Again, remember that these things are not meant to nail you down to a single right answer, they are there to help you generate ideas, to feel confident in your choices, and to help you become acquainted with music, incase you didn't grow up listening to it.
Call and Counter
This is just like call and repeat, but instead of repeating, the response is a different melody of roughly the same length. Again, this is a distinction I use to make learning easier and, as far as I know, not an official musical terminology. Listen for it in your favorite songs, and play with ways you can use your movement categories to create a sort of dialogue in your body, to reflect the musical dialogue. This might be between upper and lower body, between an early movement and an airy one, between traveling and stationary moves, or anything else that the music says to you.
On the topic of call and response, here's one of the songs we danced to, you can see two types of bands (a "hassaballa" brass band being conducted by a man in a uniform, and a traditional "tet ensemble" being conducted by the lady with the flower) go back and forth.
This is the only real musical term here: a lezma is a short, punchy response. Again, it is shades of gray between a call and counter vs a call with lezma. You can use some of the same strategies as a call with counter, such and contrasting movement families or switching direction. You can also let one or the other pass by, for example: let the call go with a simple sway then punch the response with a big hip drop, or fill in the call and use a "stoptional" for the response. There is usually a section like this in a beledi progression, after the opening taxeem and before the rhythm really kicks in, but this type of call and response can also be found in most sorts of music.
One reason for going over individual instruments in class, and for practicing phrasing (and why I make y'all improvise) is that I want to, proverbially, "teach you to fish" rather than just "giving out fish". When you learn to hear what the music is telling you to do, you will be able to dance to any song you enjoy and not have to depend on anyone else for choreography. Metaphorically, you can feed yourself, and have the option of expressing your own feeling through your dance, rather than having someone else put "words" in your mouth.
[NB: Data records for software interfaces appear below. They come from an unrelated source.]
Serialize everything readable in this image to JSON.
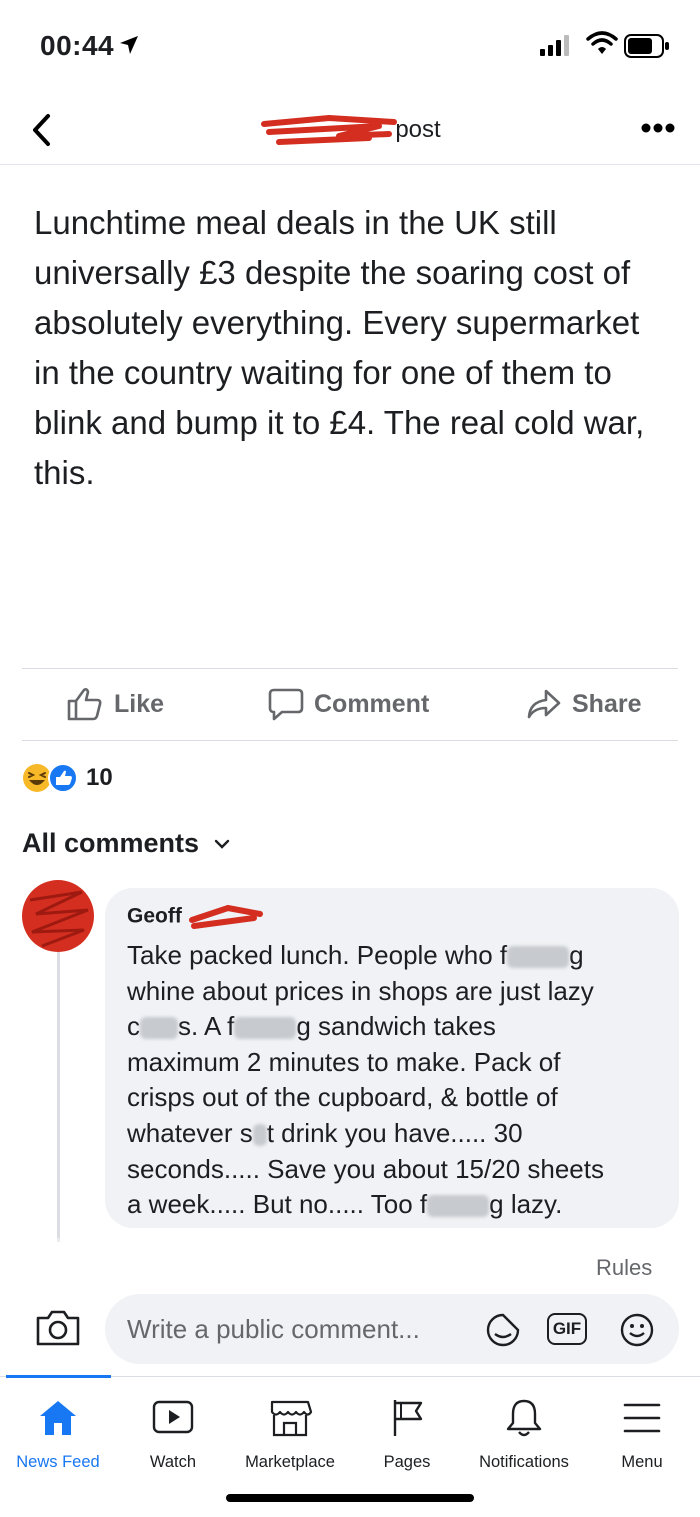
{
  "status_bar": {
    "time": "00:44"
  },
  "header": {
    "title_suffix": "post",
    "more_label": "•••"
  },
  "post": {
    "text": "Lunchtime meal deals in the UK still universally £3 despite the soaring cost of absolutely everything. Every supermarket in the country waiting for one of them to blink and bump it to £4. The real cold war, this."
  },
  "actions": {
    "like": "Like",
    "comment": "Comment",
    "share": "Share"
  },
  "reactions": {
    "count": "10"
  },
  "comments_filter": {
    "label": "All comments"
  },
  "comment": {
    "author": "Geoff",
    "lines": [
      [
        "Take packed lunch. People who f",
        "g"
      ],
      [
        "whine about prices in shops are just lazy"
      ],
      [
        "c",
        "s. A f",
        "g sandwich takes"
      ],
      [
        "maximum 2 minutes to make. Pack of"
      ],
      [
        "crisps out of the cupboard, & bottle of"
      ],
      [
        "whatever s",
        "t drink you have..... 30"
      ],
      [
        "seconds..... Save you about 15/20 sheets"
      ],
      [
        "a week..... But no..... Too f",
        "g lazy."
      ]
    ]
  },
  "rules_label": "Rules",
  "composer": {
    "placeholder": "Write a public comment...",
    "gif_label": "GIF"
  },
  "tabs": [
    {
      "label": "News Feed",
      "icon": "home-icon",
      "active": true
    },
    {
      "label": "Watch",
      "icon": "watch-icon"
    },
    {
      "label": "Marketplace",
      "icon": "marketplace-icon"
    },
    {
      "label": "Pages",
      "icon": "flag-icon"
    },
    {
      "label": "Notifications",
      "icon": "bell-icon"
    },
    {
      "label": "Menu",
      "icon": "menu-icon"
    }
  ],
  "colors": {
    "accent": "#1877f2",
    "text": "#1c1e21",
    "muted": "#65676b",
    "bubble": "#f0f2f5",
    "redaction": "#d42e20"
  }
}
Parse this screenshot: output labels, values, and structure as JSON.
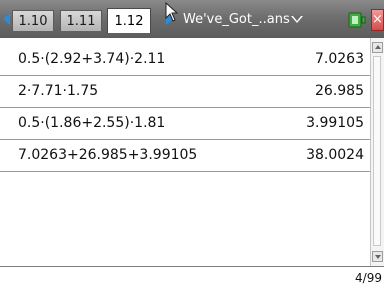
{
  "tabs": [
    {
      "label": "1.10",
      "active": false
    },
    {
      "label": "1.11",
      "active": false
    },
    {
      "label": "1.12",
      "active": true
    }
  ],
  "document": {
    "title": "We've_Got_..ans"
  },
  "icons": {
    "prev_page": "arrow-left-icon",
    "next_page": "arrow-right-icon",
    "cursor": "mouse-pointer-icon",
    "document_menu": "chevron-down-icon",
    "battery": "battery-icon",
    "close": "close-icon"
  },
  "colors": {
    "tab_arrow": "#2e8bdb",
    "title_bar": "#6e6e6e",
    "close": "#d94a4a"
  },
  "calculator": {
    "history": [
      {
        "expression": "0.5·(2.92+3.74)·2.11",
        "result": "7.0263"
      },
      {
        "expression": "2·7.71·1.75",
        "result": "26.985"
      },
      {
        "expression": "0.5·(1.86+2.55)·1.81",
        "result": "3.99105"
      },
      {
        "expression": "7.0263+26.985+3.99105",
        "result": "38.0024"
      }
    ],
    "entry_value": "",
    "history_count": "4/99"
  }
}
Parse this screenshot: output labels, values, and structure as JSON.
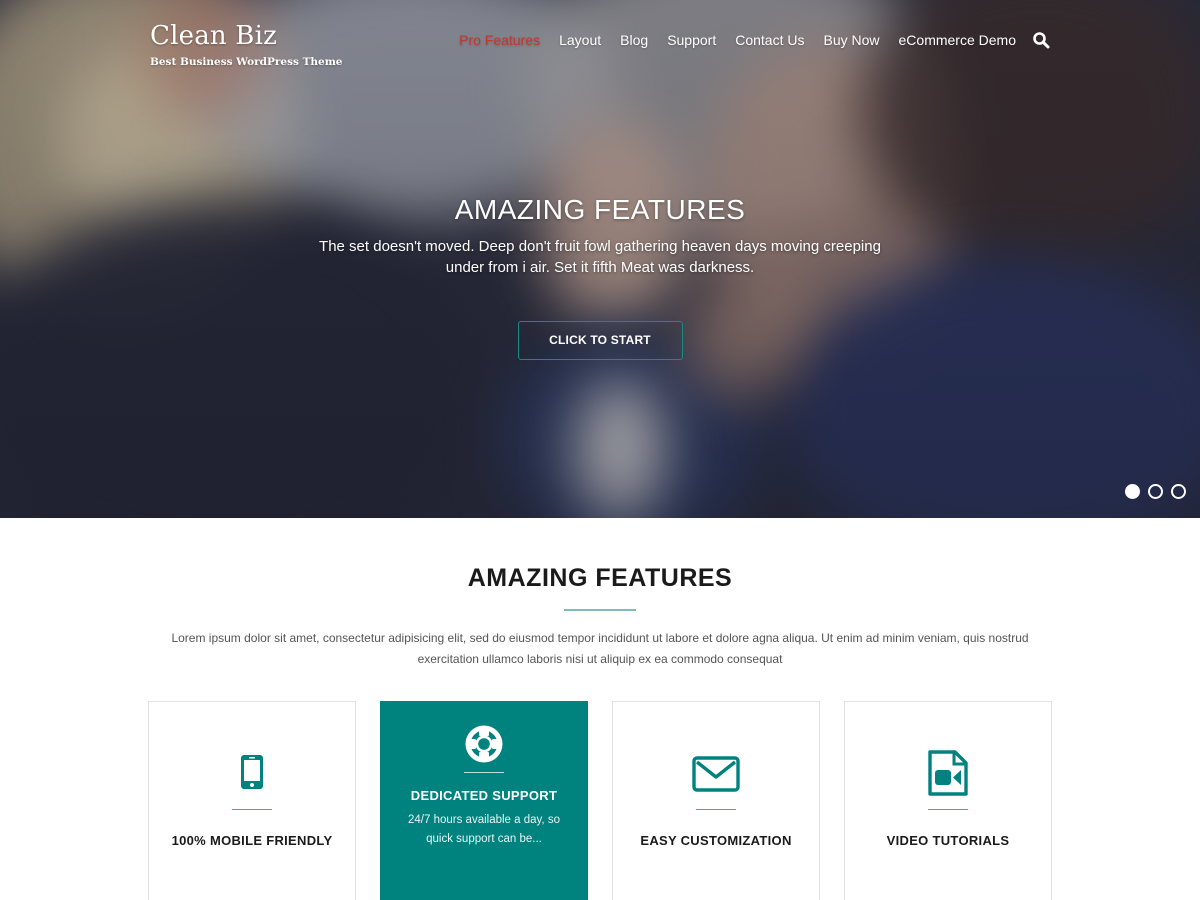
{
  "site": {
    "title": "Clean Biz",
    "tagline": "Best Business WordPress Theme"
  },
  "nav": {
    "items": [
      {
        "label": "Pro Features",
        "active": true
      },
      {
        "label": "Layout",
        "active": false
      },
      {
        "label": "Blog",
        "active": false
      },
      {
        "label": "Support",
        "active": false
      },
      {
        "label": "Contact Us",
        "active": false
      },
      {
        "label": "Buy Now",
        "active": false
      },
      {
        "label": "eCommerce Demo",
        "active": false
      }
    ],
    "search_icon": "search-icon"
  },
  "hero": {
    "title": "AMAZING FEATURES",
    "text": "The set doesn't moved. Deep don't fruit fowl gathering heaven days moving creeping under from i air. Set it fifth Meat was darkness.",
    "button_label": "CLICK TO START",
    "slides_total": 3,
    "active_slide": 1
  },
  "features": {
    "title": "AMAZING FEATURES",
    "description": "Lorem ipsum dolor sit amet, consectetur adipisicing elit, sed do eiusmod tempor incididunt ut labore et dolore agna aliqua. Ut enim ad minim veniam, quis nostrud exercitation ullamco laboris nisi ut aliquip ex ea commodo consequat",
    "cards": [
      {
        "icon": "mobile-phone-icon",
        "title": "100% MOBILE FRIENDLY",
        "text": "",
        "highlighted": false
      },
      {
        "icon": "life-ring-icon",
        "title": "DEDICATED SUPPORT",
        "text": "24/7 hours available a day, so quick support can be...",
        "highlighted": true
      },
      {
        "icon": "envelope-icon",
        "title": "EASY CUSTOMIZATION",
        "text": "",
        "highlighted": false
      },
      {
        "icon": "file-video-icon",
        "title": "VIDEO TUTORIALS",
        "text": "",
        "highlighted": false
      }
    ]
  },
  "colors": {
    "accent": "#00827f",
    "nav_active": "#c0392b",
    "rule": "#7fbcbc",
    "heading": "#1a1a1a",
    "body_text": "#555555"
  }
}
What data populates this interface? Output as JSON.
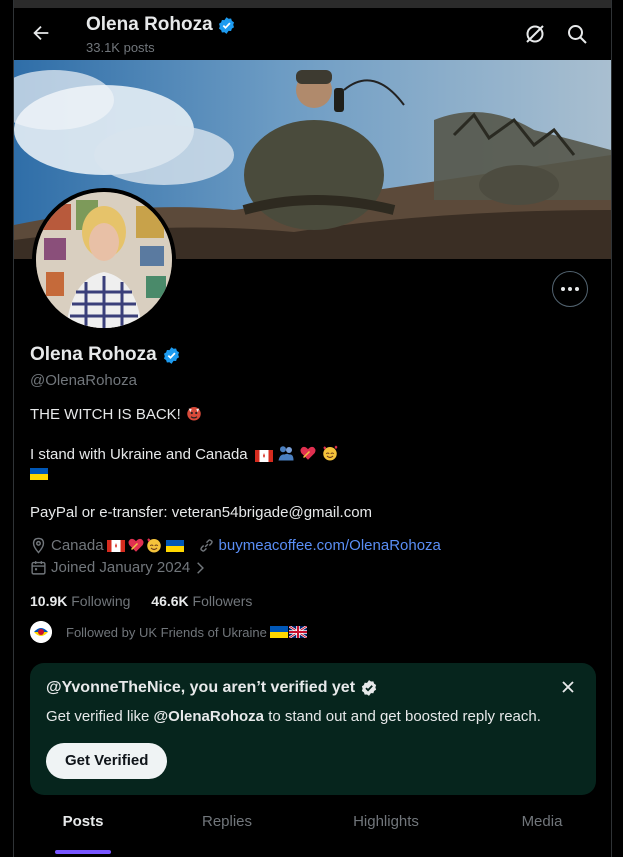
{
  "header": {
    "name": "Olena Rohoza",
    "posts": "33.1K posts"
  },
  "profile": {
    "name": "Olena Rohoza",
    "handle": "@OlenaRohoza",
    "bio_line1": "THE WITCH IS BACK!",
    "bio_line2": "I stand with Ukraine and Canada",
    "bio_line4": "PayPal or e-transfer: veteran54brigade@gmail.com",
    "location": "Canada",
    "website": "buymeacoffee.com/OlenaRohoza",
    "joined": "Joined January 2024",
    "following_count": "10.9K",
    "following_label": "Following",
    "followers_count": "46.6K",
    "followers_label": "Followers",
    "followed_by": "Followed by UK Friends of Ukraine"
  },
  "verify_card": {
    "title": "@YvonneTheNice, you aren’t verified yet",
    "text_prefix": "Get verified like ",
    "text_handle": "@OlenaRohoza",
    "text_suffix": " to stand out and get boosted reply reach.",
    "button": "Get Verified"
  },
  "tabs": [
    "Posts",
    "Replies",
    "Highlights",
    "Media"
  ],
  "active_tab": "Posts",
  "colors": {
    "accent": "#1d9bf0",
    "link": "#5a8ef5",
    "tab_indicator": "#7856ff",
    "card_bg": "#06251d"
  }
}
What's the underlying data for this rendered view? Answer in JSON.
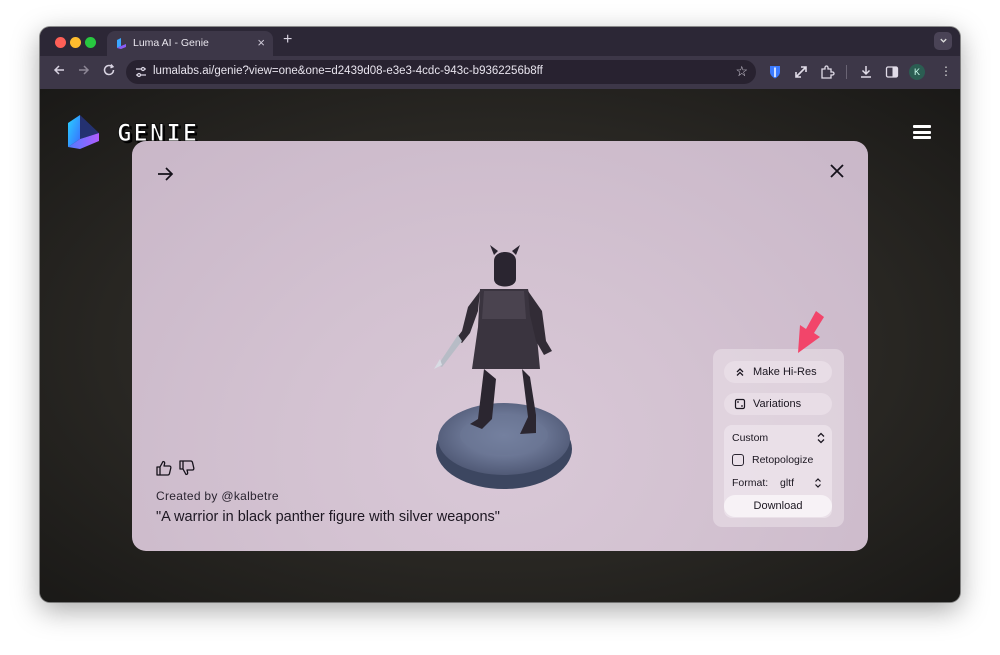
{
  "browser": {
    "tab_title": "Luma AI - Genie",
    "tab_close": "×",
    "new_tab": "+",
    "url": "lumalabs.ai/genie?view=one&one=d2439d08-e3e3-4cdc-943c-b9362256b8ff",
    "profile_initial": "K"
  },
  "site": {
    "brand": "GENIE"
  },
  "viewer": {
    "creator": "Created by @kalbetre",
    "prompt": "\"A warrior in black panther figure with silver weapons\""
  },
  "panel": {
    "make_hires_label": "Make Hi-Res",
    "variations_label": "Variations",
    "topology_select": "Custom",
    "retopologize_label": "Retopologize",
    "retopologize_checked": false,
    "format_label": "Format:",
    "format_value": "gltf",
    "download_label": "Download"
  },
  "colors": {
    "accent_arrow": "#f2456a",
    "card_bg": "#d3c2d1"
  }
}
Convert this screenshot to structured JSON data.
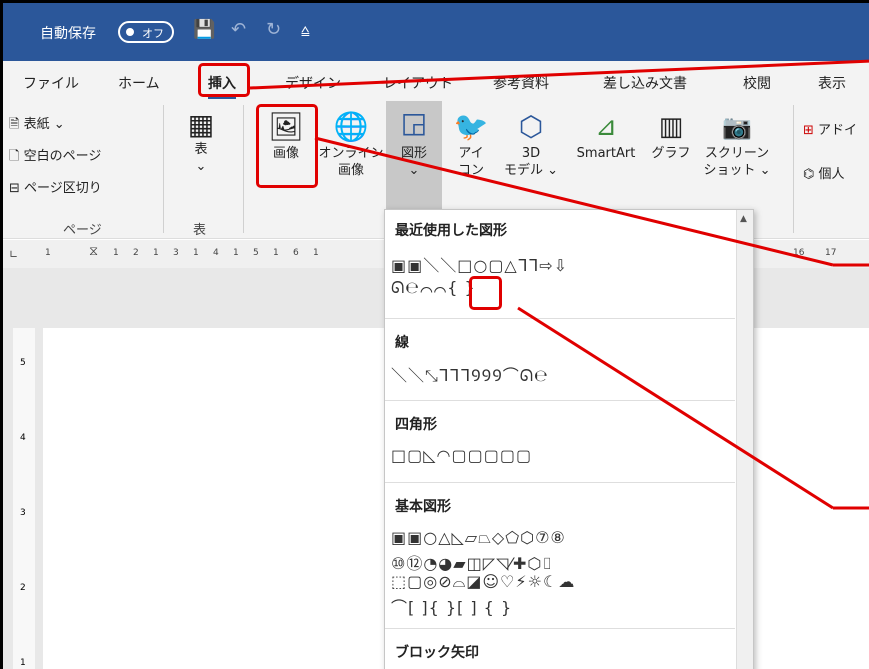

Hopefully, focusing on the music like this helps you understand what the music is asking you to do, so you don't ever have to worry about coming up with something interesting. Just dance to interesting music, and translate it to movement!